• _DATA SECTION_:
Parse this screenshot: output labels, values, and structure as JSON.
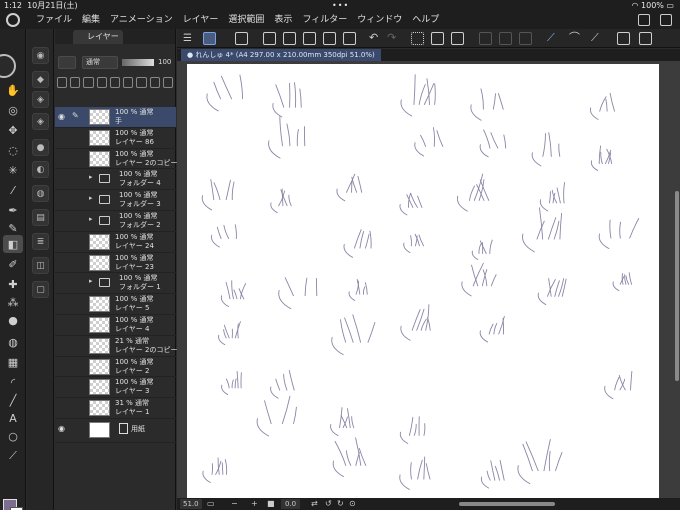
{
  "status": {
    "time": "1:12",
    "date": "10月21日(土)",
    "dots": "•••",
    "battery": "100%"
  },
  "menu": {
    "items": [
      "ファイル",
      "編集",
      "アニメーション",
      "レイヤー",
      "選択範囲",
      "表示",
      "フィルター",
      "ウィンドウ",
      "ヘルプ"
    ]
  },
  "layer_panel": {
    "tab_label": "レイヤー",
    "blend_mode": "通常",
    "opacity": "100",
    "layers": [
      {
        "opacity": "100 %",
        "mode": "通常",
        "name": "手",
        "type": "raster",
        "selected": true,
        "visible": true
      },
      {
        "opacity": "100 %",
        "mode": "通常",
        "name": "レイヤー 86",
        "type": "raster"
      },
      {
        "opacity": "100 %",
        "mode": "通常",
        "name": "レイヤー 2のコピー",
        "type": "raster"
      },
      {
        "opacity": "100 %",
        "mode": "通常",
        "name": "フォルダー 4",
        "type": "folder"
      },
      {
        "opacity": "100 %",
        "mode": "通常",
        "name": "フォルダー 3",
        "type": "folder"
      },
      {
        "opacity": "100 %",
        "mode": "通常",
        "name": "フォルダー 2",
        "type": "folder"
      },
      {
        "opacity": "100 %",
        "mode": "通常",
        "name": "レイヤー 24",
        "type": "raster"
      },
      {
        "opacity": "100 %",
        "mode": "通常",
        "name": "レイヤー 23",
        "type": "raster"
      },
      {
        "opacity": "100 %",
        "mode": "通常",
        "name": "フォルダー 1",
        "type": "folder"
      },
      {
        "opacity": "100 %",
        "mode": "通常",
        "name": "レイヤー 5",
        "type": "raster"
      },
      {
        "opacity": "100 %",
        "mode": "通常",
        "name": "レイヤー 4",
        "type": "raster"
      },
      {
        "opacity": "21 %",
        "mode": "通常",
        "name": "レイヤー 2のコピー",
        "type": "raster"
      },
      {
        "opacity": "100 %",
        "mode": "通常",
        "name": "レイヤー 2",
        "type": "raster"
      },
      {
        "opacity": "100 %",
        "mode": "通常",
        "name": "レイヤー 3",
        "type": "raster"
      },
      {
        "opacity": "31 %",
        "mode": "通常",
        "name": "レイヤー 1",
        "type": "raster"
      },
      {
        "name": "用紙",
        "type": "paper",
        "visible": true
      }
    ]
  },
  "document": {
    "tab_title": "● れんしゅ 4* (A4 297.00 x 210.00mm 350dpi 51.0%)"
  },
  "bottom": {
    "zoom": "51.0",
    "rotation": "0.0"
  },
  "colors": {
    "main": "#7c6e8f",
    "sub": "#ffffff",
    "selected_layer": "#3b4a6b",
    "sketch_stroke": "#8c84a6"
  }
}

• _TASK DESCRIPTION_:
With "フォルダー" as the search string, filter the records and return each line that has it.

• _WRITTEN RESPONSE_:
        "name": "フォルダー 4",
        "name": "フォルダー 3",
        "name": "フォルダー 2",
        "name": "フォルダー 1",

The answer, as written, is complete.